My first creative passion was music, the practice of taking a bunch of random noises and mushing them together to make something not just recognizable but emotionally resonant. It felt really good, and my guitar and I had a decent run. The tragedy of music is that you can’t eat it. Or, to put it another way, unless you are very very good–like Mark Knopfler good–people do not sit around the dinner table waiting for your tunes to spill into their bowls.
My Martin may sit on its stand collecting dust, but the All-Clads I got as a wedding gift, shit, they get a workout every day.
It’s been a few weeks since I put anything up on this blog, but as that self-indulgent preamble hopefully indicated, it’s not because I haven’t been cooking. I did individual puff pastry mushroom pies fortified with a reduced leftover goose stock, pulled together a mighty fine crab bisque, whipped up perfect diced potato home fries by taking the advice of America’s Test Kitchen (cut evenly, toss with oil, microwave for 5-10 minutes and then fry in a hot pan with butter), and speaking of whipping, made mayonnaise not once but three times. In one week.
During that time I also read Michael Ruhlman’s The Making of a Chef and acquired both the CIA’s Professional Chef (8th Edition) textbook and On Food and Cooking by Harold McGee, all three titles combining to get me as close to the inside of a Culinary Institute of America classroom as I will ever be–except for those classrooms that just happen to double as tasty–and highly entertaining–restaurants.
Speaking of restaurants, I did a lot of eating out, and spent a day tasting wine in Woodinville.

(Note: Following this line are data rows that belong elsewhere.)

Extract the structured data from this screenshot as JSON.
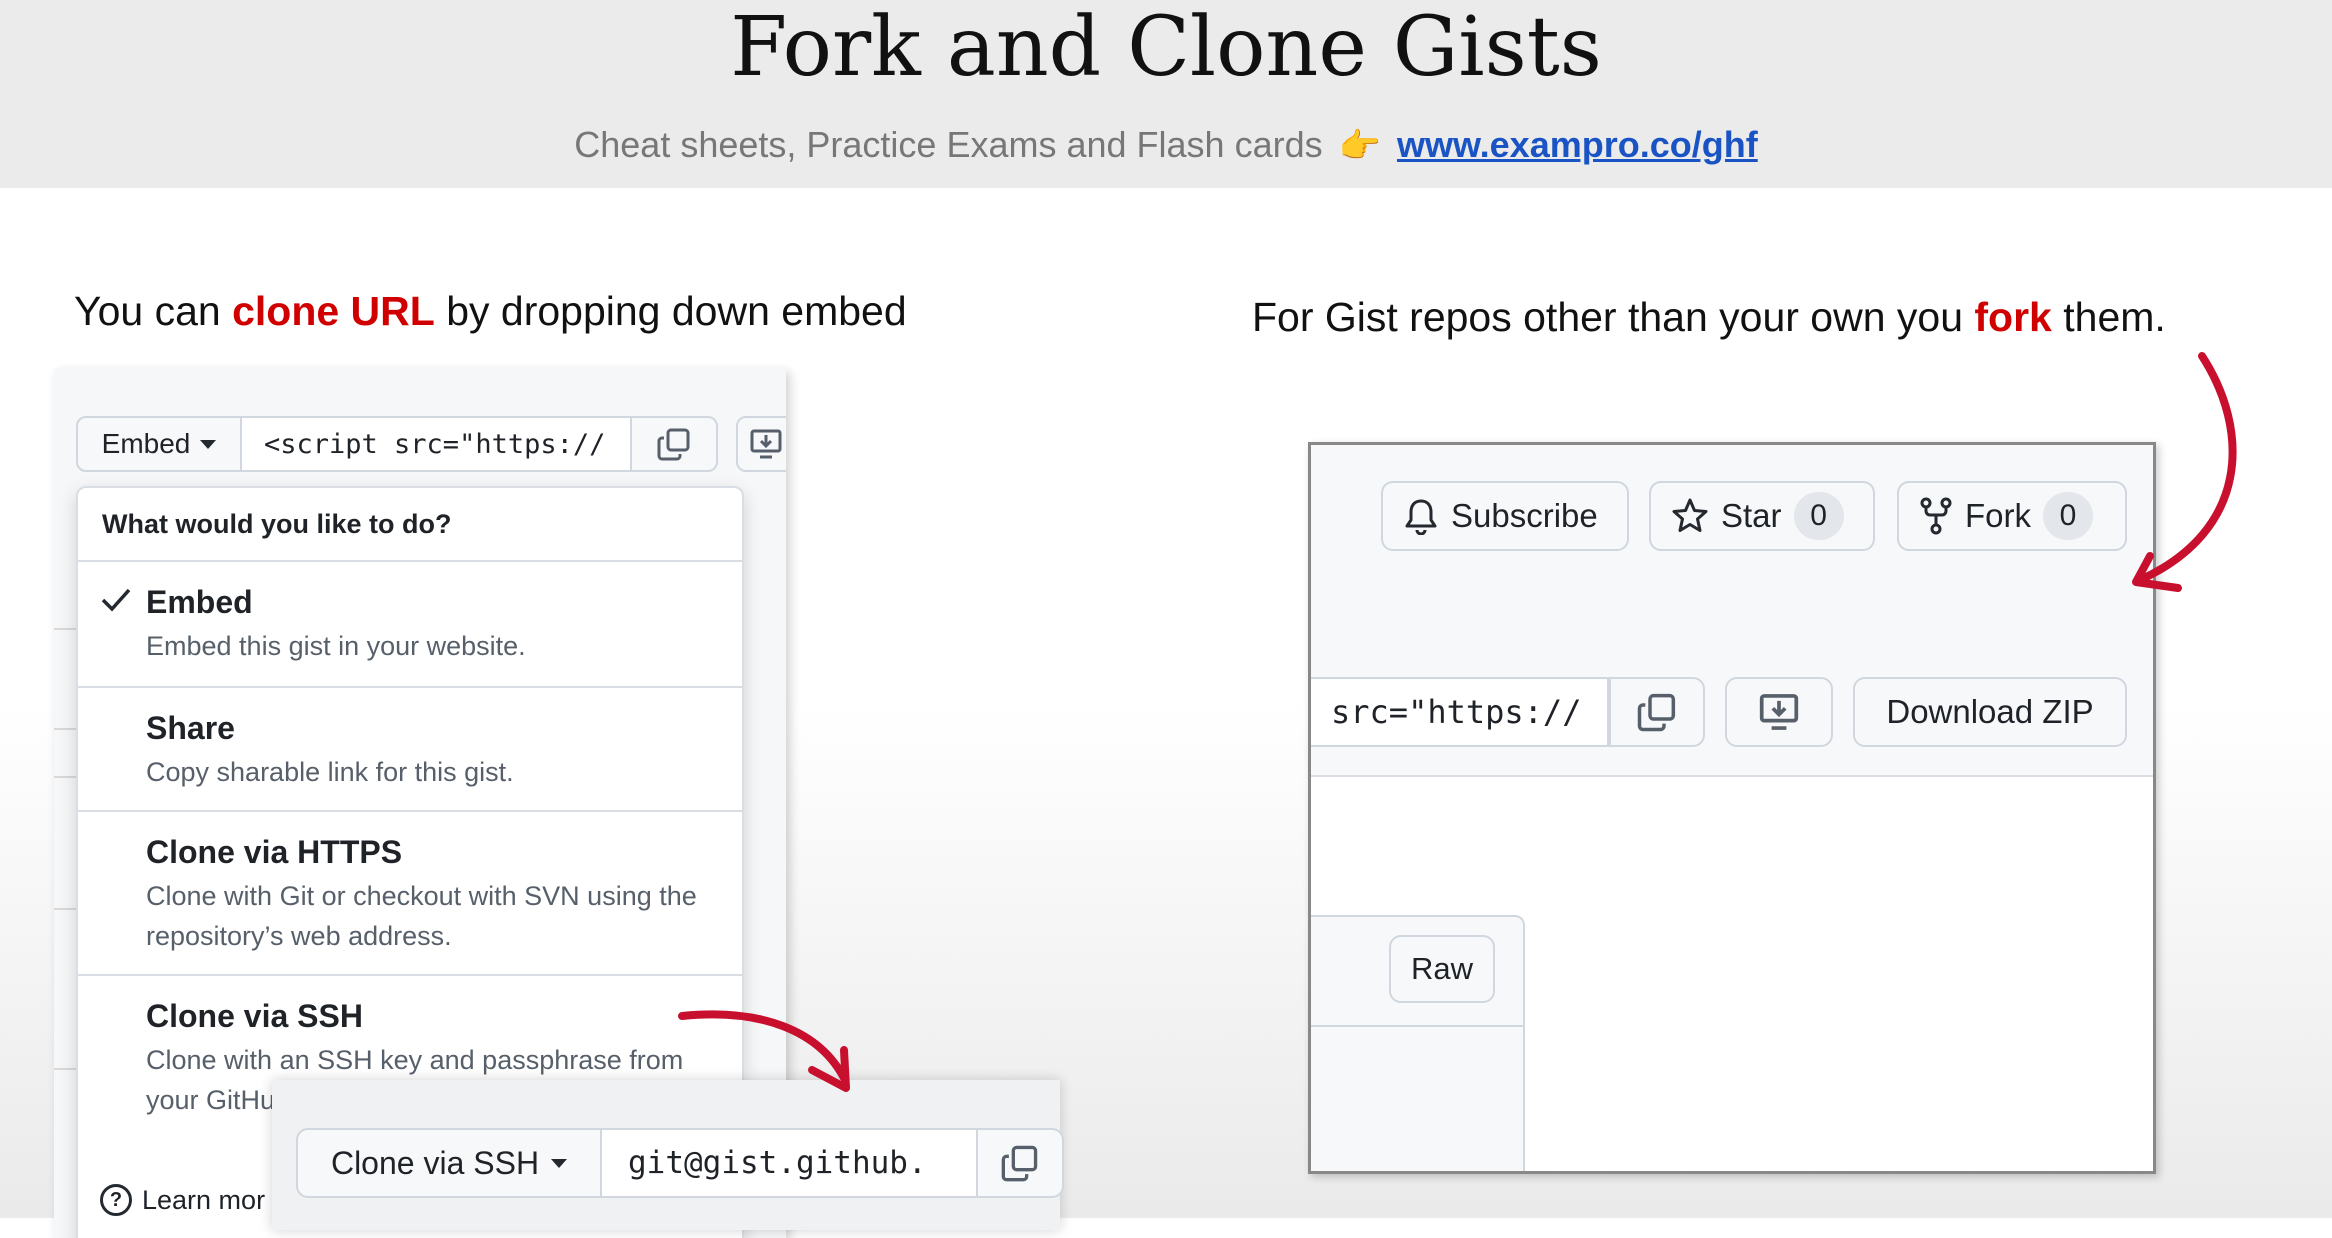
{
  "header": {
    "title": "Fork and Clone Gists",
    "subtitle": "Cheat sheets, Practice Exams and Flash cards",
    "pointer_emoji": "👉",
    "link": "www.exampro.co/ghf"
  },
  "left_caption": {
    "pre": "You can ",
    "highlight": "clone URL",
    "post": " by dropping down embed"
  },
  "right_caption": {
    "pre": "For Gist repos other than your own you ",
    "highlight": "fork",
    "post": " them."
  },
  "embed_panel": {
    "embed_button": "Embed",
    "embed_input_value": "<script src=\"https://",
    "dropdown": {
      "header": "What would you like to do?",
      "items": [
        {
          "title": "Embed",
          "desc": "Embed this gist in your website.",
          "checked": true
        },
        {
          "title": "Share",
          "desc": "Copy sharable link for this gist."
        },
        {
          "title": "Clone via HTTPS",
          "desc": "Clone with Git or checkout with SVN using the repository’s web address."
        },
        {
          "title": "Clone via SSH",
          "desc": "Clone with an SSH key and passphrase from your GitHu"
        }
      ],
      "footer": "Learn mor"
    }
  },
  "ssh_panel": {
    "button": "Clone via SSH",
    "input_value": "git@gist.github."
  },
  "gist_toolbar": {
    "subscribe": "Subscribe",
    "star": "Star",
    "star_count": "0",
    "fork": "Fork",
    "fork_count": "0",
    "embed_input_value": "src=\"https://",
    "download_zip": "Download ZIP",
    "raw": "Raw"
  },
  "colors": {
    "accent_red": "#d00000",
    "link_blue": "#1a54c4"
  }
}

This site is decidedly not about other people’s creations–as superior to my own as they generally are–but I will note that the wine tasting visit with our friends Julie and Addison (a sommelier who appears in these pages here and there) turned up some fascinating bottles: Efesté, a Cab-Syrah blend called Final-Final; at Mark Ryan, a Cab-Merlot called Water Witch and the white Dissident, which is I believe Chardonnay and Sauvignon Blanc; at Gorman, the Pixie Syrah and the Big Sissy Chardonnay; and even at Chateau Ste. Michelle, a surprising Cinsault.
When it comes to cooking, the most important thing that I embarked on was a joint cooking venture with my friend Noah, culminating in what will heretofore be known as The Feast of February 13th. We are both cooking nerds, but Noah is such a cooking Poindexter that I at times feel (depressingly) like a dumb jock next to him. Nevertheless, he was kind enough to let me share marquee billing as we masterminded, procured and boiled up a six-course Italy-weighted Continental dinner that tasted and looked restaurant good. Of course, we had a full day and only four mouths to feed (including our own), and there was ample wine from Noah’s cellar to shine bright rays of optimism on any near fuck-ups. But I think it was smashing, and I’m going to prove it to you. The next post I put up will be food porn and liner notes to the Feast of February 13th. Make sure you have something to munch on because I realize that salad and dungeness crab pics might not make you hungry, but everything you see coming up will. Here’s a teaser:
By the by, I know you’ve been sorta thinking about that mushroom puff pastry since I mentioned it up above. Fear not, my fellow mycophiles, it will be the subject of a story all by itself very soon.